Researchers said they were surprised the chair was able to accurately distinguish between the subtle posture differences of leaning left, crossing the right leg while leaning left or crossing the right leg without leaning at all.

"We were expecting to see a lot of confusion among those three because they are so similar," Tan said.

Tan and Slivovsky will present the findings during the engineering conference's Symposium on Haptic Interfaces for Virtual Environments and Teleoperation, sponsored by the mechanical engineering society's Dynamic Systems and Control Division.

Sources: Hong Z. Tan, (765) 494-6416,

Lynne A. Slivovsky, (765) 494-3453,

Writer: Emil Venere, (765) 494-4709,

Purdue News Service: (765) 494-2096;

NOTE TO JOURNALISTS:   An electronic version of the research paper referred to in this release is available from Emil Venere, (765) 494-4709,

Lynne A. Slivovsky, a doctoral engineering student at Purdue, holds a pad containing sensors that detect a person's posture, while a "pressure map" that illustrates her own posture is displayed on the computer monitor. (Purdue News Service Photo by David Umberger)

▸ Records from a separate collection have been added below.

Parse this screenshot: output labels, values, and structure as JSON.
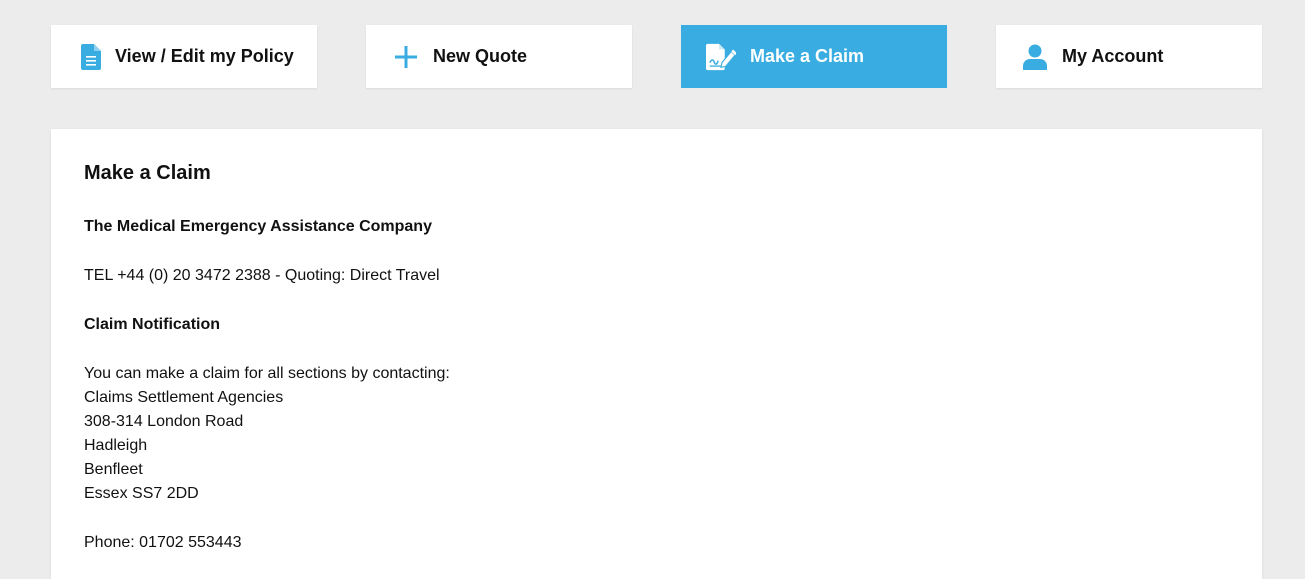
{
  "nav": {
    "items": [
      {
        "label": "View / Edit my Policy",
        "icon": "document-icon"
      },
      {
        "label": "New Quote",
        "icon": "plus-icon"
      },
      {
        "label": "Make a Claim",
        "icon": "claim-form-icon",
        "active": true
      },
      {
        "label": "My Account",
        "icon": "user-icon"
      }
    ]
  },
  "colors": {
    "accent": "#39ade1",
    "page_bg": "#ececec",
    "panel_bg": "#ffffff",
    "text": "#111111"
  },
  "main": {
    "title": "Make a Claim",
    "assistance_company": "The Medical Emergency Assistance Company",
    "tel_line": "TEL +44 (0) 20 3472 2388 - Quoting: Direct Travel",
    "claim_heading": "Claim Notification",
    "claim_intro": "You can make a claim for all sections by contacting:",
    "address": {
      "line1": "Claims Settlement Agencies",
      "line2": "308-314 London Road",
      "line3": "Hadleigh",
      "line4": "Benfleet",
      "line5": "Essex SS7 2DD"
    },
    "phone_line": "Phone: 01702 553443"
  }
}
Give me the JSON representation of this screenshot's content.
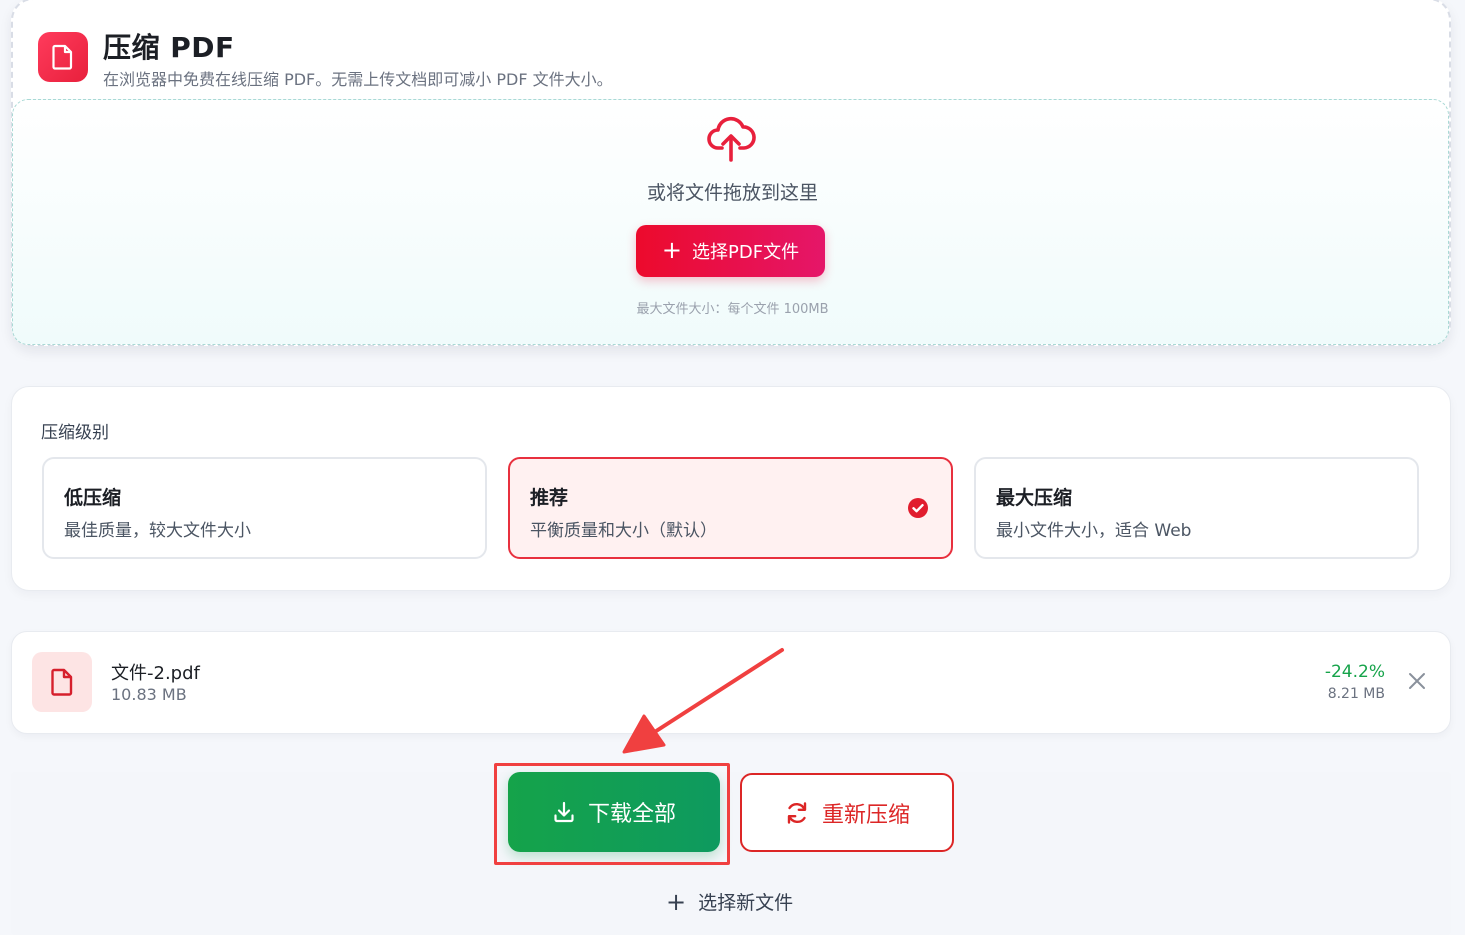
{
  "header": {
    "title": "压缩 PDF",
    "subtitle": "在浏览器中免费在线压缩 PDF。无需上传文档即可减小 PDF 文件大小。"
  },
  "dropzone": {
    "drop_text": "或将文件拖放到这里",
    "select_button": "选择PDF文件",
    "max_size": "最大文件大小：每个文件 100MB"
  },
  "compression": {
    "heading": "压缩级别",
    "options": [
      {
        "title": "低压缩",
        "desc": "最佳质量，较大文件大小",
        "selected": false
      },
      {
        "title": "推荐",
        "desc": "平衡质量和大小（默认）",
        "selected": true
      },
      {
        "title": "最大压缩",
        "desc": "最小文件大小，适合 Web",
        "selected": false
      }
    ]
  },
  "file": {
    "name": "文件-2.pdf",
    "size": "10.83 MB",
    "reduction": "-24.2%",
    "new_size": "8.21 MB"
  },
  "actions": {
    "download_all": "下载全部",
    "recompress": "重新压缩",
    "select_new": "选择新文件"
  },
  "colors": {
    "accent_red": "#e8203c",
    "success_green": "#16a34a",
    "annotation_red": "#f04040"
  },
  "icons": {
    "logo": "pdf-file-icon",
    "upload": "cloud-upload-icon",
    "check": "check-circle-icon",
    "download": "download-icon",
    "refresh": "refresh-icon",
    "close": "close-icon"
  }
}
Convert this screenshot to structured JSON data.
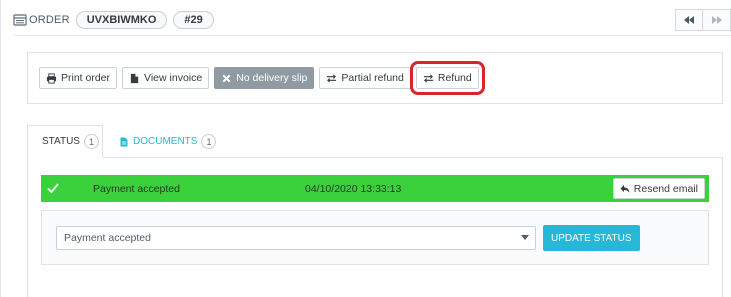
{
  "header": {
    "title": "ORDER",
    "reference": "UVXBIWMKO",
    "order_id": "#29"
  },
  "actions": {
    "print_order": "Print order",
    "view_invoice": "View invoice",
    "no_delivery_slip": "No delivery slip",
    "partial_refund": "Partial refund",
    "refund": "Refund"
  },
  "tabs": [
    {
      "label": "STATUS",
      "count": "1",
      "active": true
    },
    {
      "label": "DOCUMENTS",
      "count": "1",
      "active": false
    }
  ],
  "status_history": {
    "status": "Payment accepted",
    "date": "04/10/2020 13:33:13",
    "resend_label": "Resend email",
    "row_color": "#3bd13d"
  },
  "status_form": {
    "selected": "Payment accepted",
    "update_label": "UPDATE STATUS"
  },
  "colors": {
    "accent": "#25b9d7",
    "highlight": "#d9232e"
  },
  "icons": {
    "header": "order-list-icon",
    "print": "printer-icon",
    "invoice": "file-icon",
    "no_delivery": "x-icon",
    "partial_refund": "exchange-icon",
    "refund": "exchange-icon",
    "status_tab": "clock-icon",
    "documents_tab": "file-icon",
    "status_check": "check-icon",
    "resend": "reply-icon",
    "nav_prev": "double-left-icon",
    "nav_next": "double-right-icon"
  }
}
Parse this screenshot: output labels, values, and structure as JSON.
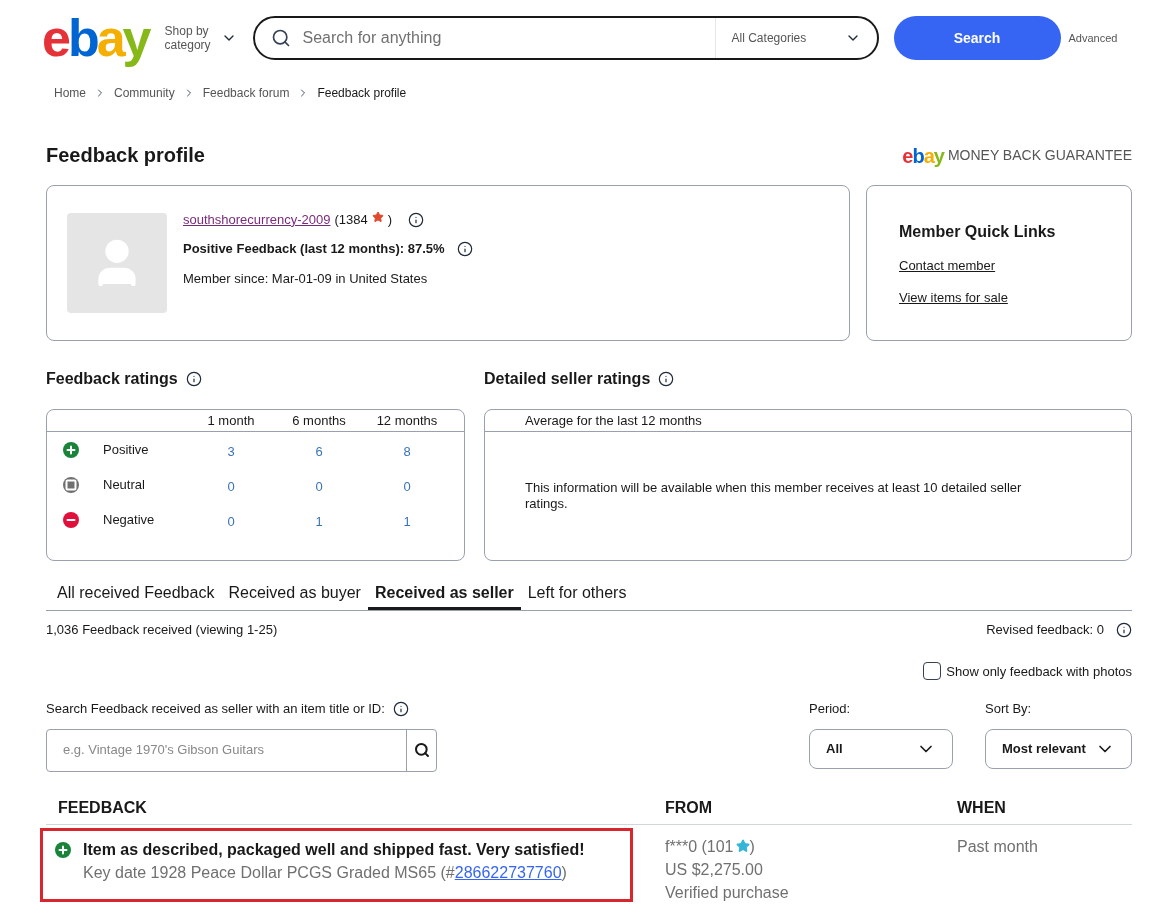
{
  "header": {
    "logo": "ebay",
    "shop_by": "Shop by category",
    "search": {
      "placeholder": "Search for anything",
      "category": "All Categories",
      "button": "Search"
    },
    "advanced": "Advanced"
  },
  "breadcrumbs": [
    "Home",
    "Community",
    "Feedback forum",
    "Feedback profile"
  ],
  "page_title": "Feedback profile",
  "guarantee": {
    "logo": "ebay",
    "text": "MONEY BACK GUARANTEE"
  },
  "profile": {
    "username": "southshorecurrency-2009",
    "score": "(1384",
    "score_close": ")",
    "positive": "Positive Feedback (last 12 months): 87.5%",
    "member_since": "Member since: Mar-01-09 in United States"
  },
  "quick_links": {
    "title": "Member Quick Links",
    "links": [
      "Contact member",
      "View items for sale"
    ]
  },
  "feedback_ratings": {
    "title": "Feedback ratings",
    "columns": [
      "1 month",
      "6 months",
      "12 months"
    ],
    "rows": [
      {
        "kind": "positive",
        "label": "Positive",
        "values": [
          "3",
          "6",
          "8"
        ]
      },
      {
        "kind": "neutral",
        "label": "Neutral",
        "values": [
          "0",
          "0",
          "0"
        ]
      },
      {
        "kind": "negative",
        "label": "Negative",
        "values": [
          "0",
          "1",
          "1"
        ]
      }
    ]
  },
  "detailed_ratings": {
    "title": "Detailed seller ratings",
    "subtitle": "Average for the last 12 months",
    "message": "This information will be available when this member receives at least 10 detailed seller ratings."
  },
  "tabs": [
    {
      "label": "All received Feedback",
      "selected": false
    },
    {
      "label": "Received as buyer",
      "selected": false
    },
    {
      "label": "Received as seller",
      "selected": true
    },
    {
      "label": "Left for others",
      "selected": false
    }
  ],
  "summary": "1,036 Feedback received (viewing 1-25)",
  "revised": "Revised feedback: 0",
  "photos_only": {
    "label": "Show only feedback with photos",
    "checked": false
  },
  "feedback_search": {
    "label": "Search Feedback received as seller with an item title or ID:",
    "placeholder": "e.g. Vintage 1970's Gibson Guitars"
  },
  "period": {
    "label": "Period:",
    "value": "All"
  },
  "sort": {
    "label": "Sort By:",
    "value": "Most relevant"
  },
  "table": {
    "columns": [
      "FEEDBACK",
      "FROM",
      "WHEN"
    ],
    "rows": [
      {
        "kind": "positive",
        "highlighted": true,
        "comment": "Item as described, packaged well and shipped fast. Very satisfied!",
        "item": "Key date 1928 Peace Dollar PCGS Graded MS65 (#",
        "item_id": "286622737760",
        "item_end": ")",
        "from": "f***0 (101",
        "from_end": ")",
        "price": "US $2,275.00",
        "verified": "Verified purchase",
        "when": "Past month"
      }
    ]
  }
}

A publication-quality photograph is available at the News Service Web site and at the ftp site. Photo ID: Tan.Smartchair

Download Photo Here


A Real-Time Static Posture Classification System

Lynne A. Slivovsky, Hong Z. Tan

Haptic Interface Research Laboratory

School of Electrical and Computer Engineering

Purdue University

As computing becomes more ubiquitous, there is a need for distributed intelligent human-computer interfaces that can perceive and interpret a user's actions through sensors that see, hear and feel. A perceptually intelligent interface enables a more natural interaction between a user and a machine in the sense that the user can look at, talk to or touch an object instead of using a machine language. The goal of the present work on a Sensing Chair is to enable a computer to track, in real time, the sitting postures of a user through contact sensors that act like a layer of artificial skin. This is accomplished with surface-mounted pressure distribution sensors placed on the backrest and the seatpan of an office chair. Given the similarity between a pressure distribution map from the contact sensors and a greyscale image, computer vision and pattern recognition algorithms, such as Principal Components Analysis, are applied to the problem of classifying steady-state sitting postures. A real-time multi-user sitting posture classification system has been implemented in our laboratory. The system is trained on pressure distribution data from subjects with varying anthropometrics, and performs at an overall accuracy of 96 percent. Future work will focus on the modeling of transient postures when a user moves from one steady-state posture to the next. A robust, real-time sitting posture tracking system can lead to many exciting applications such as automatic control of airbag deployment forces, ergonomics of furniture design and biometric authentication for computer security.

* To the Purdue News and Photos Page